((
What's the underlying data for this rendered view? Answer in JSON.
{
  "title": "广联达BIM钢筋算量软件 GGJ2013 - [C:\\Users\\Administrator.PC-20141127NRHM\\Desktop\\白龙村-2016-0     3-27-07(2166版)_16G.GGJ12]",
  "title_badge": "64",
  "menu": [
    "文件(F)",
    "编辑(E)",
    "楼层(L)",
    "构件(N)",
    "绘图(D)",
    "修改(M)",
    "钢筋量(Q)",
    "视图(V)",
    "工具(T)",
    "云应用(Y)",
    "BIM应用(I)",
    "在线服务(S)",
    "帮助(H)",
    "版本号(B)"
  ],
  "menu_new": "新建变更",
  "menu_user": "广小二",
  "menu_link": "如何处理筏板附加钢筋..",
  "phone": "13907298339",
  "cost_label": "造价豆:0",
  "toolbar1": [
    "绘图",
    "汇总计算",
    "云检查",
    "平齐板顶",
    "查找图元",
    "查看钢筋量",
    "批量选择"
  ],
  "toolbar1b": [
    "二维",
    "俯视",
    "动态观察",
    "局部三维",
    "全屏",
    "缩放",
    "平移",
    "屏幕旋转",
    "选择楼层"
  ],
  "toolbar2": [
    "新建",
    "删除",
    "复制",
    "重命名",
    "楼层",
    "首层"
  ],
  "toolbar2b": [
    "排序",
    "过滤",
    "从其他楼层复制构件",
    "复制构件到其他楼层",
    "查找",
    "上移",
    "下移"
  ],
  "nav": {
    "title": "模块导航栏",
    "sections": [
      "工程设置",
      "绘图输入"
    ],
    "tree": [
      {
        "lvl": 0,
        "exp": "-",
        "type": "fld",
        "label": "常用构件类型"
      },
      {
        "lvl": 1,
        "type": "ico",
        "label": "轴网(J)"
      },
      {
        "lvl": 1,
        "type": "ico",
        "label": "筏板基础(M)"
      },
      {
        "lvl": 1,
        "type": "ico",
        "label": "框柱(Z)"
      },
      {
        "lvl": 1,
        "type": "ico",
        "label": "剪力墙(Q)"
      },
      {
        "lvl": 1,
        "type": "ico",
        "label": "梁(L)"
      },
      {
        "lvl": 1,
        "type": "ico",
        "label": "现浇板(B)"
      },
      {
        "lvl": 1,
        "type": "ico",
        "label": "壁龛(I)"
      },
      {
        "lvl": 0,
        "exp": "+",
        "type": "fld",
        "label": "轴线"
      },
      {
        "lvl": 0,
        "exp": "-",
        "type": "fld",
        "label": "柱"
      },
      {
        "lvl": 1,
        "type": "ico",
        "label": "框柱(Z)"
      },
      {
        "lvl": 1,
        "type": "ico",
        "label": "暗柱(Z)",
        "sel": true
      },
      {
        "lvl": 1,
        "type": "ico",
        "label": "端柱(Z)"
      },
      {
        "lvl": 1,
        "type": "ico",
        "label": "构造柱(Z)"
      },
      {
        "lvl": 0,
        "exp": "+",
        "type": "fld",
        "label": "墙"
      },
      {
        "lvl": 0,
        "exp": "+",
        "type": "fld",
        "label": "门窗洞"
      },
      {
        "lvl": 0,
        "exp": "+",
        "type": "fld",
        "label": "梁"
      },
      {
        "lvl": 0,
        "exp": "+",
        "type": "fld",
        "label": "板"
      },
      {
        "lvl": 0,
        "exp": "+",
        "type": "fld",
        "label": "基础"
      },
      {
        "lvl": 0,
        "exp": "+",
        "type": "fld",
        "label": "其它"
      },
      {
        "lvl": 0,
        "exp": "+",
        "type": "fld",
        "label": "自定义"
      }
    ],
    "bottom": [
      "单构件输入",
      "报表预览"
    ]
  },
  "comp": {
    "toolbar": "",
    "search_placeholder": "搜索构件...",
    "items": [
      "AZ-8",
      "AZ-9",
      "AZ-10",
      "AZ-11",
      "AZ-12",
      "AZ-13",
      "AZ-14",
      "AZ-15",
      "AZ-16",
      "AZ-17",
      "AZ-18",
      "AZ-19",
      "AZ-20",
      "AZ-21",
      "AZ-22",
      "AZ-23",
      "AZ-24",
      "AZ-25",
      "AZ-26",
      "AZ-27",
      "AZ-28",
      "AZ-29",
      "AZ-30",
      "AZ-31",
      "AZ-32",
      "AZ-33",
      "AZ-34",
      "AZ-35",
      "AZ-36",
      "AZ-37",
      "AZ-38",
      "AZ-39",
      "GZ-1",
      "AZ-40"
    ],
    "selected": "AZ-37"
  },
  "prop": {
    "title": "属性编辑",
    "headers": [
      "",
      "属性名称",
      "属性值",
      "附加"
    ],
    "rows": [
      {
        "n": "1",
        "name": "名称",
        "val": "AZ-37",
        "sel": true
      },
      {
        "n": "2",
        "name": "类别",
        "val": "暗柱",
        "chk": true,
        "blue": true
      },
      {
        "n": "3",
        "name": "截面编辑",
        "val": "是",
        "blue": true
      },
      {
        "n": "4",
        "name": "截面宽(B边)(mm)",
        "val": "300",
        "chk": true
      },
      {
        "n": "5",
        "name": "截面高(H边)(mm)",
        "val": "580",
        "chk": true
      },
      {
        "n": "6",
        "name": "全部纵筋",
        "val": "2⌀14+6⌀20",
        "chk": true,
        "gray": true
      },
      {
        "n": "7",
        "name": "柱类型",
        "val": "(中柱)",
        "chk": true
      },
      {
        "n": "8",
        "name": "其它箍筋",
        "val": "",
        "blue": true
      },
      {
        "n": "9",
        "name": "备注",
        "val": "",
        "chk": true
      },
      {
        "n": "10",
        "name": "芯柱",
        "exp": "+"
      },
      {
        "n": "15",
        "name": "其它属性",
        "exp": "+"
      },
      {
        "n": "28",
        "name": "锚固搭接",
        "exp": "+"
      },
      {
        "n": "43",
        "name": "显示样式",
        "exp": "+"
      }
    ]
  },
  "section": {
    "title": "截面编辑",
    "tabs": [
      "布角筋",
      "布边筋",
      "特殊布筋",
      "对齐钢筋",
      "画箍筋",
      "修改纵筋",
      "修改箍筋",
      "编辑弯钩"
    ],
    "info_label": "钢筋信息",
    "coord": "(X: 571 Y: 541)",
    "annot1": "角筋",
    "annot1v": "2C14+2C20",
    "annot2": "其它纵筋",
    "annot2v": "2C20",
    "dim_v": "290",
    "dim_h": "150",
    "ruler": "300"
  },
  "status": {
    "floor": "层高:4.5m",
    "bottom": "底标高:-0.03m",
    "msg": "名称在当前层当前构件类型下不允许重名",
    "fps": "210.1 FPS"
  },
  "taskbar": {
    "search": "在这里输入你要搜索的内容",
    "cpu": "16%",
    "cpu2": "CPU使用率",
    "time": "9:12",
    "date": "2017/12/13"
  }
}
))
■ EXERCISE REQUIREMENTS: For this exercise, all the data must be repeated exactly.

■ EXPECTED ANSWER:
What's the underlying data for this rendered view? Answer in JSON.
{
  "title": "广联达BIM钢筋算量软件 GGJ2013 - [C:\\Users\\Administrator.PC-20141127NRHM\\Desktop\\白龙村-2016-0     3-27-07(2166版)_16G.GGJ12]",
  "title_badge": "64",
  "menu": [
    "文件(F)",
    "编辑(E)",
    "楼层(L)",
    "构件(N)",
    "绘图(D)",
    "修改(M)",
    "钢筋量(Q)",
    "视图(V)",
    "工具(T)",
    "云应用(Y)",
    "BIM应用(I)",
    "在线服务(S)",
    "帮助(H)",
    "版本号(B)"
  ],
  "menu_new": "新建变更",
  "menu_user": "广小二",
  "menu_link": "如何处理筏板附加钢筋..",
  "phone": "13907298339",
  "cost_label": "造价豆:0",
  "toolbar1": [
    "绘图",
    "汇总计算",
    "云检查",
    "平齐板顶",
    "查找图元",
    "查看钢筋量",
    "批量选择"
  ],
  "toolbar1b": [
    "二维",
    "俯视",
    "动态观察",
    "局部三维",
    "全屏",
    "缩放",
    "平移",
    "屏幕旋转",
    "选择楼层"
  ],
  "toolbar2": [
    "新建",
    "删除",
    "复制",
    "重命名",
    "楼层",
    "首层"
  ],
  "toolbar2b": [
    "排序",
    "过滤",
    "从其他楼层复制构件",
    "复制构件到其他楼层",
    "查找",
    "上移",
    "下移"
  ],
  "nav": {
    "title": "模块导航栏",
    "sections": [
      "工程设置",
      "绘图输入"
    ],
    "tree": [
      {
        "lvl": 0,
        "exp": "-",
        "type": "fld",
        "label": "常用构件类型"
      },
      {
        "lvl": 1,
        "type": "ico",
        "label": "轴网(J)"
      },
      {
        "lvl": 1,
        "type": "ico",
        "label": "筏板基础(M)"
      },
      {
        "lvl": 1,
        "type": "ico",
        "label": "框柱(Z)"
      },
      {
        "lvl": 1,
        "type": "ico",
        "label": "剪力墙(Q)"
      },
      {
        "lvl": 1,
        "type": "ico",
        "label": "梁(L)"
      },
      {
        "lvl": 1,
        "type": "ico",
        "label": "现浇板(B)"
      },
      {
        "lvl": 1,
        "type": "ico",
        "label": "壁龛(I)"
      },
      {
        "lvl": 0,
        "exp": "+",
        "type": "fld",
        "label": "轴线"
      },
      {
        "lvl": 0,
        "exp": "-",
        "type": "fld",
        "label": "柱"
      },
      {
        "lvl": 1,
        "type": "ico",
        "label": "框柱(Z)"
      },
      {
        "lvl": 1,
        "type": "ico",
        "label": "暗柱(Z)",
        "sel": true
      },
      {
        "lvl": 1,
        "type": "ico",
        "label": "端柱(Z)"
      },
      {
        "lvl": 1,
        "type": "ico",
        "label": "构造柱(Z)"
      },
      {
        "lvl": 0,
        "exp": "+",
        "type": "fld",
        "label": "墙"
      },
      {
        "lvl": 0,
        "exp": "+",
        "type": "fld",
        "label": "门窗洞"
      },
      {
        "lvl": 0,
        "exp": "+",
        "type": "fld",
        "label": "梁"
      },
      {
        "lvl": 0,
        "exp": "+",
        "type": "fld",
        "label": "板"
      },
      {
        "lvl": 0,
        "exp": "+",
        "type": "fld",
        "label": "基础"
      },
      {
        "lvl": 0,
        "exp": "+",
        "type": "fld",
        "label": "其它"
      },
      {
        "lvl": 0,
        "exp": "+",
        "type": "fld",
        "label": "自定义"
      }
    ],
    "bottom": [
      "单构件输入",
      "报表预览"
    ]
  },
  "comp": {
    "toolbar": "",
    "search_placeholder": "搜索构件...",
    "items": [
      "AZ-8",
      "AZ-9",
      "AZ-10",
      "AZ-11",
      "AZ-12",
      "AZ-13",
      "AZ-14",
      "AZ-15",
      "AZ-16",
      "AZ-17",
      "AZ-18",
      "AZ-19",
      "AZ-20",
      "AZ-21",
      "AZ-22",
      "AZ-23",
      "AZ-24",
      "AZ-25",
      "AZ-26",
      "AZ-27",
      "AZ-28",
      "AZ-29",
      "AZ-30",
      "AZ-31",
      "AZ-32",
      "AZ-33",
      "AZ-34",
      "AZ-35",
      "AZ-36",
      "AZ-37",
      "AZ-38",
      "AZ-39",
      "GZ-1",
      "AZ-40"
    ],
    "selected": "AZ-37"
  },
  "prop": {
    "title": "属性编辑",
    "headers": [
      "",
      "属性名称",
      "属性值",
      "附加"
    ],
    "rows": [
      {
        "n": "1",
        "name": "名称",
        "val": "AZ-37",
        "sel": true
      },
      {
        "n": "2",
        "name": "类别",
        "val": "暗柱",
        "chk": true,
        "blue": true
      },
      {
        "n": "3",
        "name": "截面编辑",
        "val": "是",
        "blue": true
      },
      {
        "n": "4",
        "name": "截面宽(B边)(mm)",
        "val": "300",
        "chk": true
      },
      {
        "n": "5",
        "name": "截面高(H边)(mm)",
        "val": "580",
        "chk": true
      },
      {
        "n": "6",
        "name": "全部纵筋",
        "val": "2⌀14+6⌀20",
        "chk": true,
        "gray": true
      },
      {
        "n": "7",
        "name": "柱类型",
        "val": "(中柱)",
        "chk": true
      },
      {
        "n": "8",
        "name": "其它箍筋",
        "val": "",
        "blue": true
      },
      {
        "n": "9",
        "name": "备注",
        "val": "",
        "chk": true
      },
      {
        "n": "10",
        "name": "芯柱",
        "exp": "+"
      },
      {
        "n": "15",
        "name": "其它属性",
        "exp": "+"
      },
      {
        "n": "28",
        "name": "锚固搭接",
        "exp": "+"
      },
      {
        "n": "43",
        "name": "显示样式",
        "exp": "+"
      }
    ]
  },
  "section": {
    "title": "截面编辑",
    "tabs": [
      "布角筋",
      "布边筋",
      "特殊布筋",
      "对齐钢筋",
      "画箍筋",
      "修改纵筋",
      "修改箍筋",
      "编辑弯钩"
    ],
    "info_label": "钢筋信息",
    "coord": "(X: 571 Y: 541)",
    "annot1": "角筋",
    "annot1v": "2C14+2C20",
    "annot2": "其它纵筋",
    "annot2v": "2C20",
    "dim_v": "290",
    "dim_h": "150",
    "ruler": "300"
  },
  "status": {
    "floor": "层高:4.5m",
    "bottom": "底标高:-0.03m",
    "msg": "名称在当前层当前构件类型下不允许重名",
    "fps": "210.1 FPS"
  },
  "taskbar": {
    "search": "在这里输入你要搜索的内容",
    "cpu": "16%",
    "cpu2": "CPU使用率",
    "time": "9:12",
    "date": "2017/12/13"
  }
}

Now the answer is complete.